■ **Your assignment**: Working through the entries below, find how many lines include the string "battery"; give only that number.

■ **Source records**:
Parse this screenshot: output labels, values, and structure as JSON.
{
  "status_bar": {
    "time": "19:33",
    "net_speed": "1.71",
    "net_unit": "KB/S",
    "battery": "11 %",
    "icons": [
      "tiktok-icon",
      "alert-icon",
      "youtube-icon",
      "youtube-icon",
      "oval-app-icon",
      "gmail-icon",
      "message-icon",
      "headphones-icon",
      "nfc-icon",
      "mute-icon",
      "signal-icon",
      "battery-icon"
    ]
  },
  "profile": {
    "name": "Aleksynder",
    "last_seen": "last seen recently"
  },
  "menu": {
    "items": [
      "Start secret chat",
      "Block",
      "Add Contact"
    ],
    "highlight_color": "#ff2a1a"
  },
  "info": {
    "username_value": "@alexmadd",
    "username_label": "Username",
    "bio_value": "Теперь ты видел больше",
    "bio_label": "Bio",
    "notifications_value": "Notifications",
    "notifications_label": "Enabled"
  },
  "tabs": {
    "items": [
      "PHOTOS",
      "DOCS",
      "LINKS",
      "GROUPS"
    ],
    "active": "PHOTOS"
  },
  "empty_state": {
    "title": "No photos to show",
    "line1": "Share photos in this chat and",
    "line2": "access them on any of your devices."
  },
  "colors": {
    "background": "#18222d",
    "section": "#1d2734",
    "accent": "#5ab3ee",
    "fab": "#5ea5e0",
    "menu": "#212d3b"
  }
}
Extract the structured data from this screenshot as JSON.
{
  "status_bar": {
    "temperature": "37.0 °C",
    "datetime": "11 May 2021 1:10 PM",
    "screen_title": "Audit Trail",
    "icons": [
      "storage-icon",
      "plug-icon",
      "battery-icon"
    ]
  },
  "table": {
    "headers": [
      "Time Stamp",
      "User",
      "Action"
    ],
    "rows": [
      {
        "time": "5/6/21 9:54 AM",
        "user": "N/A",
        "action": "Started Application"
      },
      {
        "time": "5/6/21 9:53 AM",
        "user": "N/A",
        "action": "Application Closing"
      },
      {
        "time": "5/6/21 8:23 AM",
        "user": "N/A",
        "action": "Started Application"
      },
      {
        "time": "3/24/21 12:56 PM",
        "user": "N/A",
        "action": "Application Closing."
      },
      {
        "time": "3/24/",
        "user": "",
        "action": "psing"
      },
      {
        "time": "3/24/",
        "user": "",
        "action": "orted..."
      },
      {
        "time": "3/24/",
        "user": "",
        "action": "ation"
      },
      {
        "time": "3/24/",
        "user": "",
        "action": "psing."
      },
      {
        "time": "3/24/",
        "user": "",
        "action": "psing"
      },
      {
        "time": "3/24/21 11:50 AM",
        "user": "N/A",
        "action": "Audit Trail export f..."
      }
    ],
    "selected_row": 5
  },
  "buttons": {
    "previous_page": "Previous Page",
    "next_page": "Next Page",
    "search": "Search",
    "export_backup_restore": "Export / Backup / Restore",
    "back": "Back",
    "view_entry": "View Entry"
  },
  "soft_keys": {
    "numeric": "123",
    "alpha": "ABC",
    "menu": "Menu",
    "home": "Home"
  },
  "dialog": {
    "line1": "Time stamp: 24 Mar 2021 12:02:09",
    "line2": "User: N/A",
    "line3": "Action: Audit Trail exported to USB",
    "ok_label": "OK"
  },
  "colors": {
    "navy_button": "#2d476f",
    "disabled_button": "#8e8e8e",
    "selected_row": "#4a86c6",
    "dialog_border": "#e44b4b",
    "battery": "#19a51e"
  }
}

■ **Task solution**: 4